The images were created by the Japanese graphic artist Akinori Oishi and by two young Swiss artists, Nicolas Party and Denis Savery.
Author and journalist Christophe Gallaz wrote the scripts.
Producer Thierry Spicher says: "Bron's documentary is an outstanding teaching aid. It gives a clear insight into many of the things that go on in politics.
"We decided we should not be content with half measures, but should use the film as a launch pad for a wider-ranging project."
The educational thrust of the project is also evident in the way the cartoon animations have been dubbed into seven languages: Switzerland's three national languages, English, Spanish, Chinese and Arabic.
The project team used dubbing rather than subtitles so that even illiterate viewers would be able to understand.

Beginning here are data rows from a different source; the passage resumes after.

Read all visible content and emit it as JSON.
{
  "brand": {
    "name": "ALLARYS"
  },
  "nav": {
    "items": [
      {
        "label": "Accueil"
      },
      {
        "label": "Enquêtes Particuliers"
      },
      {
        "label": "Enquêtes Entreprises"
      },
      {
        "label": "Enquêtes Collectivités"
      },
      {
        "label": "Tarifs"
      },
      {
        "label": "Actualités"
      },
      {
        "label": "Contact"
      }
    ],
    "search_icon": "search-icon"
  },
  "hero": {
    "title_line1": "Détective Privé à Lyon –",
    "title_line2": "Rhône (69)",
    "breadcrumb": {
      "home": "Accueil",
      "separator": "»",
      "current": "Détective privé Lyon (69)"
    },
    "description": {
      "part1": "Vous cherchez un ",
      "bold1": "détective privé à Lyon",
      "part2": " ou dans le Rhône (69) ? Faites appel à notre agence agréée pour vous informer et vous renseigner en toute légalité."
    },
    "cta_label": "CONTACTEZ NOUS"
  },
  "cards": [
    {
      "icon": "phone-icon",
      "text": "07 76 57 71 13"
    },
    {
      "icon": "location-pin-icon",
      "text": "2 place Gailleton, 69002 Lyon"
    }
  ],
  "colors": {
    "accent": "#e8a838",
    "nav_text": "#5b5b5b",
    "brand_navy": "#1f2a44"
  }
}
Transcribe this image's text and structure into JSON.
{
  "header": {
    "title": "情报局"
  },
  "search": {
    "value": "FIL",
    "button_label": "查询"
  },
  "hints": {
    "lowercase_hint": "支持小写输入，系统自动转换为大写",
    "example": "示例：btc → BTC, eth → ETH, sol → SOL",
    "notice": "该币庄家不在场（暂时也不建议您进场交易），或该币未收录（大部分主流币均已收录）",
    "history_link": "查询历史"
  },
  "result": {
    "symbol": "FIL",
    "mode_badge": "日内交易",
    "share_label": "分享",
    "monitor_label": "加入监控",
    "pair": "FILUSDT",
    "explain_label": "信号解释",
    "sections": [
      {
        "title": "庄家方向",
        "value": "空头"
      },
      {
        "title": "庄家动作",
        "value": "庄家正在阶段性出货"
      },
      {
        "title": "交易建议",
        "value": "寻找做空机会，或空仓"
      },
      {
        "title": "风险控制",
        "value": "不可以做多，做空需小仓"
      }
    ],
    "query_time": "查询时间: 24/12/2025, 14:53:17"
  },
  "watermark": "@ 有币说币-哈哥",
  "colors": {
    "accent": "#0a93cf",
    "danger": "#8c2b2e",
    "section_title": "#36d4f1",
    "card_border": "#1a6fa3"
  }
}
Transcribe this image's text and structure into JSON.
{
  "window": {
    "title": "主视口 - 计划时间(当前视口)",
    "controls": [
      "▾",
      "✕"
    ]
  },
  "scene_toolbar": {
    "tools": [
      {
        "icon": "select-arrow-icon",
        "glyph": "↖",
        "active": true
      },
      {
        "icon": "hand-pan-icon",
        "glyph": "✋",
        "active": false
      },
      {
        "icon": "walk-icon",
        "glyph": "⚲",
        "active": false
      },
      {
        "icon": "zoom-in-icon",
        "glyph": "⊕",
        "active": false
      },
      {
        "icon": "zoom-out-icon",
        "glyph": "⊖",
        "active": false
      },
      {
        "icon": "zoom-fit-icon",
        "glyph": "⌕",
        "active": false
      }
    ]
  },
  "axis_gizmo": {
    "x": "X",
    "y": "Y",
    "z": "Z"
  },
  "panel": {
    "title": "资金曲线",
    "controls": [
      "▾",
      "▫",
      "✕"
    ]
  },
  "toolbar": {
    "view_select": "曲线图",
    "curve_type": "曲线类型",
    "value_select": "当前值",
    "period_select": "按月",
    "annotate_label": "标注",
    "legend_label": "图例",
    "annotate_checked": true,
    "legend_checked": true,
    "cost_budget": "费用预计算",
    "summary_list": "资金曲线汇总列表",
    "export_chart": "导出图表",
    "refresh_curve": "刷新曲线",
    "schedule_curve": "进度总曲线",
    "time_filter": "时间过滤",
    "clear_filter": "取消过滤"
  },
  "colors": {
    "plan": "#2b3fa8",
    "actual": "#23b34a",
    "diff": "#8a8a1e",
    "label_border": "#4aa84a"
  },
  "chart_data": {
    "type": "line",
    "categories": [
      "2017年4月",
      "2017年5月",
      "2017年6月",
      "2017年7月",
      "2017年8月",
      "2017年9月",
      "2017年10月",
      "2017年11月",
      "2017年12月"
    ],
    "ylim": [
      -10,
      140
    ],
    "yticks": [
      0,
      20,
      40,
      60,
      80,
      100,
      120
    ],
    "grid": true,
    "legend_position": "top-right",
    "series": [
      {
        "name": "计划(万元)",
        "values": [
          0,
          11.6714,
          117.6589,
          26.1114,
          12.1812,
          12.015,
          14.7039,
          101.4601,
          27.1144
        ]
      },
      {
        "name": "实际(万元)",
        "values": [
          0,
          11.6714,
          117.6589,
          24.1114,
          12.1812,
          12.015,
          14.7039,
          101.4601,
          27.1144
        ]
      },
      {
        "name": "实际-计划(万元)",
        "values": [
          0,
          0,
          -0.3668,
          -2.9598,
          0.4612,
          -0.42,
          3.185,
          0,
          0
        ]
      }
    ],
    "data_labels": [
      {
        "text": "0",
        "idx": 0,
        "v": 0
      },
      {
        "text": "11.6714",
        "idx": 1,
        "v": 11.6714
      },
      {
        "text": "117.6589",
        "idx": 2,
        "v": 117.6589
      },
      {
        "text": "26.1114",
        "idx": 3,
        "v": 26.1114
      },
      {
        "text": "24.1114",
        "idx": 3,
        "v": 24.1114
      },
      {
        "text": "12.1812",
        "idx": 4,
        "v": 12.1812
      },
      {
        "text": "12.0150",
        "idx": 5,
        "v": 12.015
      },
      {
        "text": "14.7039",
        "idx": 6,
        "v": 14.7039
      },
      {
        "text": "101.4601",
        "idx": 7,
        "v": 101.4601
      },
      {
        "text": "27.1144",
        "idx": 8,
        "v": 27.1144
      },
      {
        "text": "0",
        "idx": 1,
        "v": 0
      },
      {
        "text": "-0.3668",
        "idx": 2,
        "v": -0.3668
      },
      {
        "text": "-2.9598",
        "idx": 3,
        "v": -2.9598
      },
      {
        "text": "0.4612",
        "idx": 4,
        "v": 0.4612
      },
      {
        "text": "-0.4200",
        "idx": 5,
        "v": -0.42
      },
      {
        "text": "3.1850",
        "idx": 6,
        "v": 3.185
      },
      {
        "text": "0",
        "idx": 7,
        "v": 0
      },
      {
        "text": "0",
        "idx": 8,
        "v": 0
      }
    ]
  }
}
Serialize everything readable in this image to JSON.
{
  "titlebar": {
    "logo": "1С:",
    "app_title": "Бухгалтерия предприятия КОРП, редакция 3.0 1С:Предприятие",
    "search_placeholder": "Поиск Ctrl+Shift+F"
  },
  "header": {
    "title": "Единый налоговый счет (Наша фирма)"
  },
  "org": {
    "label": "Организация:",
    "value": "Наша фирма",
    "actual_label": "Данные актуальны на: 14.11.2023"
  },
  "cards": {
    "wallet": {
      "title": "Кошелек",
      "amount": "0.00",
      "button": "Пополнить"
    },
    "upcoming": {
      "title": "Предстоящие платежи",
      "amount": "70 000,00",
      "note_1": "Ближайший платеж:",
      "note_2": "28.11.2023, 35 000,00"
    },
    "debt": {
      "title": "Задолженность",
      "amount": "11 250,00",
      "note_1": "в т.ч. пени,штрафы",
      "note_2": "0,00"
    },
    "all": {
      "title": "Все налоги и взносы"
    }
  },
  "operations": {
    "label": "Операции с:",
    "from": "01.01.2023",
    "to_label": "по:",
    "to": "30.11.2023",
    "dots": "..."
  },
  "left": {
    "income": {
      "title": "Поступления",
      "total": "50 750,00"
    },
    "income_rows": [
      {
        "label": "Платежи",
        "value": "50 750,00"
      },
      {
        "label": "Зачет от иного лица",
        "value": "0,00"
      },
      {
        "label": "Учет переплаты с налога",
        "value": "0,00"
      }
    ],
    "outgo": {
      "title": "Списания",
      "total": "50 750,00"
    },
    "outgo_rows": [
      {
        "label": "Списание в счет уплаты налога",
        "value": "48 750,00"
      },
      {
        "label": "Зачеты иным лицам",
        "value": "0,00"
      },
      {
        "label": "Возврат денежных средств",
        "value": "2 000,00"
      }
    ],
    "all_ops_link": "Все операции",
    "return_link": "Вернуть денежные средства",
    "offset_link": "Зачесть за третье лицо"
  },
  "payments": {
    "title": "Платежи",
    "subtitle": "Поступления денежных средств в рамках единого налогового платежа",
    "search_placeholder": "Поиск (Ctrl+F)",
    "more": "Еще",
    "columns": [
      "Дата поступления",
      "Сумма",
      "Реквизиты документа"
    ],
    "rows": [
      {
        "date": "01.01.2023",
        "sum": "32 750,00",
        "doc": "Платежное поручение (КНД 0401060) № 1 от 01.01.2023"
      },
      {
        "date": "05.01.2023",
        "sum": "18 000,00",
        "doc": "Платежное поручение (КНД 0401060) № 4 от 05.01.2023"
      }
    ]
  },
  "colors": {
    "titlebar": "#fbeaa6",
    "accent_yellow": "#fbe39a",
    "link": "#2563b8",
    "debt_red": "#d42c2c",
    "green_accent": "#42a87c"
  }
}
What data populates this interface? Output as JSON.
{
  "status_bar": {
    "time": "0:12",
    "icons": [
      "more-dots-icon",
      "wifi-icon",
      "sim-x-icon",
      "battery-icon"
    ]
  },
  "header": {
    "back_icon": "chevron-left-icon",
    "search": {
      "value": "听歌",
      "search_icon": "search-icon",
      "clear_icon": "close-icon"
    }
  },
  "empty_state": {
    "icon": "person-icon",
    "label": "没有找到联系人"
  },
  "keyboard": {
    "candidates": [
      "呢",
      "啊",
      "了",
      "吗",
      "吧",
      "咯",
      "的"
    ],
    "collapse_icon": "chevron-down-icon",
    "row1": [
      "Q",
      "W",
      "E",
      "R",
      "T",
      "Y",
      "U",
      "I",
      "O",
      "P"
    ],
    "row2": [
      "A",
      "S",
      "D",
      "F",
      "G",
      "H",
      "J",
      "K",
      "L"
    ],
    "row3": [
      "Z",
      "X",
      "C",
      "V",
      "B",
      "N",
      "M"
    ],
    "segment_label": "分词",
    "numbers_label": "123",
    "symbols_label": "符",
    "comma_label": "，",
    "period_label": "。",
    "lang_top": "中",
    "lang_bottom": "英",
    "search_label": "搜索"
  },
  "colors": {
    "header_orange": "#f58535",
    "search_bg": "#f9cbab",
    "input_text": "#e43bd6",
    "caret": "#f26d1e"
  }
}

The project was funded by the Swiss foreign ministry and by Presence Switzerland, an organisation set up to promote Switzerland abroad.
The idea was to make the DVD available to all citizens, in particular school children and immigrants, and to Swiss embassies abroad.
In addition to the "more wide-ranging" project mentioned by Thierry Spicher, there are also plans to develop a third tool: a website devoted to the topic of negotiation.
Christophe Guignard of fabric.ch, the electronic architecture studio appointed to develop the project, explains: "The aim is to give users the opportunity to negotiate on a given issue in a clear-headed way.
"We want to create a virtual space in which negotiations can be conducted and, at the same time, try to get people to think about the process of negotiation itself."
For the time being the www.negotiations.ch website is still in its infancy, until the SFr75,000 needed to fund it can be raised.
swissinfo, Daniele Mariani
Corn in Parliament was released in 2003.
Screened in Swiss cinemas, it has been seen by more than 100,000 people, including 15,000 school pupils.
The documentary has been entered for at least 15 film festivals, and has already been shown to the Israeli parliament, the Knesset.
The film was first issued in DVD format in early 2004.
Additional features include 14 cartoon animations presenting different aspects of Swiss democracy.
The project organisers are also planning a website devoted to the topic of negotiation.